**EXERCISE:**
Begin with the line holding "Serialize everything readable", then print every line after it through the end of the data, exactly and with nothing added.

━━━━

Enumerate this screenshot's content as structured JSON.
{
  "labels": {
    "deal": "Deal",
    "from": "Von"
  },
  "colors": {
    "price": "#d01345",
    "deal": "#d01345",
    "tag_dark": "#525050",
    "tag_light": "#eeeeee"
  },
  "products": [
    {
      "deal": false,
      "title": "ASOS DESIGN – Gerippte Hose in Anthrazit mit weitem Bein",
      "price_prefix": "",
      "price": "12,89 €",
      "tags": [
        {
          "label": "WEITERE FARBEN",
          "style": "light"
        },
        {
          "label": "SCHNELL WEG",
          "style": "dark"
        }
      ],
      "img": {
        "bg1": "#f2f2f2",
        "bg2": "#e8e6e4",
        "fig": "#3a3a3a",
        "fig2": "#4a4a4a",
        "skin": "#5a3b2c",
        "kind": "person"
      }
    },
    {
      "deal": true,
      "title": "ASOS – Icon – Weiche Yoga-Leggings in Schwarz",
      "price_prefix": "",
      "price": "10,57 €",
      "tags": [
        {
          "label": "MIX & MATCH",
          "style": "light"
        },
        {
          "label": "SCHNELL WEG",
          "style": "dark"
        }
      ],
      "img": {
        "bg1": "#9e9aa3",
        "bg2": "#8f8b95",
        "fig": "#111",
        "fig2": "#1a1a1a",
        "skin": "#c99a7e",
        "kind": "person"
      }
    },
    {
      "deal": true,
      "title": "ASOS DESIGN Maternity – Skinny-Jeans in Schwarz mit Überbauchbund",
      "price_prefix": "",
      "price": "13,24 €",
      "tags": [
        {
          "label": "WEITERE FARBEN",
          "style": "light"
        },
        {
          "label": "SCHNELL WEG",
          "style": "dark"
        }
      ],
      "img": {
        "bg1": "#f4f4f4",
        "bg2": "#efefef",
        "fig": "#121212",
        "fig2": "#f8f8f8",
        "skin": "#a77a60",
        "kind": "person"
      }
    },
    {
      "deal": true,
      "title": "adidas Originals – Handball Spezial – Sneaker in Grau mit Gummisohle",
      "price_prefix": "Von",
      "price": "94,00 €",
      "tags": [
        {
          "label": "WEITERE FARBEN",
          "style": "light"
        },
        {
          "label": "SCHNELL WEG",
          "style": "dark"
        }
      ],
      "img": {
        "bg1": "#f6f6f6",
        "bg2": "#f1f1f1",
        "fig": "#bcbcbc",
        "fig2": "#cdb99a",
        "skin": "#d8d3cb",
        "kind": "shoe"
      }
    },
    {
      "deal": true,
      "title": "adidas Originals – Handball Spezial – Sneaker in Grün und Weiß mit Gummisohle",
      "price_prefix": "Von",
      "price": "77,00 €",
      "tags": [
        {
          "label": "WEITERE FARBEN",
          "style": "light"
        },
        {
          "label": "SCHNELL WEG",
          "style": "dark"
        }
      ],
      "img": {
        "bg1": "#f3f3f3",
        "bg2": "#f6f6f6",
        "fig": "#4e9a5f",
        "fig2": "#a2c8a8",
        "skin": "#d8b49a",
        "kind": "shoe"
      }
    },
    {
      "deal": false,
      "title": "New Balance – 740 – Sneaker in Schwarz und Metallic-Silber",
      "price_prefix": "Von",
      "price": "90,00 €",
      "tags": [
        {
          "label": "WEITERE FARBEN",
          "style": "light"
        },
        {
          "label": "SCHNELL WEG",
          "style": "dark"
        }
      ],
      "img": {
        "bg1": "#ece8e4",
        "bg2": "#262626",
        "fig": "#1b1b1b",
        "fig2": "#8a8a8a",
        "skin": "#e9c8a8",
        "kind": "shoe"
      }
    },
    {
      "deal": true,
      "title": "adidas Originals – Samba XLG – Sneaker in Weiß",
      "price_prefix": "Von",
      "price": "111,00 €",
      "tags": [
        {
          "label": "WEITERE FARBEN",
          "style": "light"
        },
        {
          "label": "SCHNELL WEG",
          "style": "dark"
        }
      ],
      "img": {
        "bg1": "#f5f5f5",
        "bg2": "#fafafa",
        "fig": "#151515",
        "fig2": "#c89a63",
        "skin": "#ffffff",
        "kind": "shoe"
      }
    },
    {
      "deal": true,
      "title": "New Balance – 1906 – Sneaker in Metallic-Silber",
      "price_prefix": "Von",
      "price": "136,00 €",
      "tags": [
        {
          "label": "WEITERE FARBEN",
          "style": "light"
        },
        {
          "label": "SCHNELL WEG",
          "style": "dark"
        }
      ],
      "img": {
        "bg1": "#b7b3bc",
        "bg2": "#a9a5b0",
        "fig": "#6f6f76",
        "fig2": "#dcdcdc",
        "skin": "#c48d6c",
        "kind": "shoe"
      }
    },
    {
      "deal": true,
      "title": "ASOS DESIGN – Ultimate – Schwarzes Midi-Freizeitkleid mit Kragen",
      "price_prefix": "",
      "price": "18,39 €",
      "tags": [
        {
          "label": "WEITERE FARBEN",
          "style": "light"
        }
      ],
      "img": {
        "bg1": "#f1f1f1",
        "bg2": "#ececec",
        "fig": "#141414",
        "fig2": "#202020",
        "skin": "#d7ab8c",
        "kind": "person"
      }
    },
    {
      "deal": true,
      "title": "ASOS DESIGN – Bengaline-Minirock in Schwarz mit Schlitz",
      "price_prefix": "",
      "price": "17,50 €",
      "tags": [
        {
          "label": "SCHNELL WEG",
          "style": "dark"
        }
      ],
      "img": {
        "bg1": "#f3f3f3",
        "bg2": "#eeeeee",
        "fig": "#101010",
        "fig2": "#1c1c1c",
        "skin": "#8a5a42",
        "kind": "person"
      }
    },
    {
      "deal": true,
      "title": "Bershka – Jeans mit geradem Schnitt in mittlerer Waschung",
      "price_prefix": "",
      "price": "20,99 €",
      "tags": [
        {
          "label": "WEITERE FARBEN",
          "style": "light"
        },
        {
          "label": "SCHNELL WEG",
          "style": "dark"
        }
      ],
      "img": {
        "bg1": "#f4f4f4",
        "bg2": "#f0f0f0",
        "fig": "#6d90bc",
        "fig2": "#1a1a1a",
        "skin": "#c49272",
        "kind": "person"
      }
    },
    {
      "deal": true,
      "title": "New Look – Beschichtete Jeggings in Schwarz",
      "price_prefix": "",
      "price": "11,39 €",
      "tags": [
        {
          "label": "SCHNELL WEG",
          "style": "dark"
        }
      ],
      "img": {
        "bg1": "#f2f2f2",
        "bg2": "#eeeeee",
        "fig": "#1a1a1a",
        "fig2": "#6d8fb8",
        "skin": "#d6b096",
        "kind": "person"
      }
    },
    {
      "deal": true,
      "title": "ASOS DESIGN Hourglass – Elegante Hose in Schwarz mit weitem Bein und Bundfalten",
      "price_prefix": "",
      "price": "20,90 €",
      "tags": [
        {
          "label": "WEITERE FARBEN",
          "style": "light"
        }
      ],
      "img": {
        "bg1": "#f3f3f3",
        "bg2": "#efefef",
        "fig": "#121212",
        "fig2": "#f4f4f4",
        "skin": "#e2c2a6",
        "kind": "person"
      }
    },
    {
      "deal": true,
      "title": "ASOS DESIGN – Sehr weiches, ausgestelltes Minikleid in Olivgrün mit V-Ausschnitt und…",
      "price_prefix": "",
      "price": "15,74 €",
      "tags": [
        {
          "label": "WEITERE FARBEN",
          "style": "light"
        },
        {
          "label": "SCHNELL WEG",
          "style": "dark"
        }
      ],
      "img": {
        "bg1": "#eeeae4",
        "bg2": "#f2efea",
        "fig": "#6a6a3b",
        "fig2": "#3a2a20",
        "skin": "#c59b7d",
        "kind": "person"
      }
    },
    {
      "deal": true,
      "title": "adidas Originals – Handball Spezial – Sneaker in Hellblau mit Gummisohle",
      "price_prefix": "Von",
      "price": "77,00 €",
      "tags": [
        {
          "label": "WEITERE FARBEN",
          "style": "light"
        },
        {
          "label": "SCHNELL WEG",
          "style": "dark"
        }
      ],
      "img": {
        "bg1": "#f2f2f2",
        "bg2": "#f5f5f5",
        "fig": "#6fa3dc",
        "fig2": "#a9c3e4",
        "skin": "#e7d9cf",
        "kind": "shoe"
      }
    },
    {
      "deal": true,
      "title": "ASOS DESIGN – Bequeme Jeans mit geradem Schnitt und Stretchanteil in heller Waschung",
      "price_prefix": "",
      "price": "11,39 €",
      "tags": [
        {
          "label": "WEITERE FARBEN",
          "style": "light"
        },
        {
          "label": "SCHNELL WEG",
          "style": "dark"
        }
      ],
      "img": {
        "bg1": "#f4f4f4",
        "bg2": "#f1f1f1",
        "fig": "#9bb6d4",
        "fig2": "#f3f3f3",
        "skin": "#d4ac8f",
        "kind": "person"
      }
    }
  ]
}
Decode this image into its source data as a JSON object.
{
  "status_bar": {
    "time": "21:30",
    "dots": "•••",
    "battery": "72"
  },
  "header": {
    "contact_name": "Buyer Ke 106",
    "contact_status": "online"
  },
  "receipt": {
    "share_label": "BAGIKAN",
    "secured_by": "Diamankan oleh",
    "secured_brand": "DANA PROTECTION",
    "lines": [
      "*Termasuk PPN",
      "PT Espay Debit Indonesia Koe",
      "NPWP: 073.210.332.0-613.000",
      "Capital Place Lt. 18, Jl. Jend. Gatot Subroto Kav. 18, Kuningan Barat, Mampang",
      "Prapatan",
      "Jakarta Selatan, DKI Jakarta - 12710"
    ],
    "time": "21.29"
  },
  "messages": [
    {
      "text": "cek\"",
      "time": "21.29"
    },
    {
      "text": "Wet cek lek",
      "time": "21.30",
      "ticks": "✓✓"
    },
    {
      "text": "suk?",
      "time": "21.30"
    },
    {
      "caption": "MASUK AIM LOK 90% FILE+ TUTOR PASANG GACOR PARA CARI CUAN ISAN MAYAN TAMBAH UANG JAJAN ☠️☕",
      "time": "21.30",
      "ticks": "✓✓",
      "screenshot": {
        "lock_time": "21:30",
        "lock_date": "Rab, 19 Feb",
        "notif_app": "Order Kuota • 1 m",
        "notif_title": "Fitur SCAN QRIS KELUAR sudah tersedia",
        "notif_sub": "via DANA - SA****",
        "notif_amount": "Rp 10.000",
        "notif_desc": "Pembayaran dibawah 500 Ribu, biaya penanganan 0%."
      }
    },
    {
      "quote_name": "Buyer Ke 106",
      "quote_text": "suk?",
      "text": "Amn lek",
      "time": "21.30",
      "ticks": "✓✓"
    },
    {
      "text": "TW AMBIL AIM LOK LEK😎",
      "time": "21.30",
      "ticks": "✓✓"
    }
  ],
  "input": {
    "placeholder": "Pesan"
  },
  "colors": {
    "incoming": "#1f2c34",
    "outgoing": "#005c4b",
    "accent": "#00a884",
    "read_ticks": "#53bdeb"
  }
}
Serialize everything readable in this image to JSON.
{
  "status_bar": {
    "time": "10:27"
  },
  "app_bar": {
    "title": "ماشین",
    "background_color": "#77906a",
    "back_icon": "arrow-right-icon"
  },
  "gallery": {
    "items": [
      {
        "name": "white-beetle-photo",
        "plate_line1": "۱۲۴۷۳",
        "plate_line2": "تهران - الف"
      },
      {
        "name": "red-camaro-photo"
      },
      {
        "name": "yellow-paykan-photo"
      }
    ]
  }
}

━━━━

**TASK OUTPUT:**
Serialize everything readable in this image to JSON.
{
  "status_bar": {
    "time": "10:27"
  },
  "app_bar": {
    "title": "ماشین",
    "background_color": "#77906a",
    "back_icon": "arrow-right-icon"
  },
  "gallery": {
    "items": [
      {
        "name": "white-beetle-photo",
        "plate_line1": "۱۲۴۷۳",
        "plate_line2": "تهران - الف"
      },
      {
        "name": "red-camaro-photo"
      },
      {
        "name": "yellow-paykan-photo"
      }
    ]
  }
}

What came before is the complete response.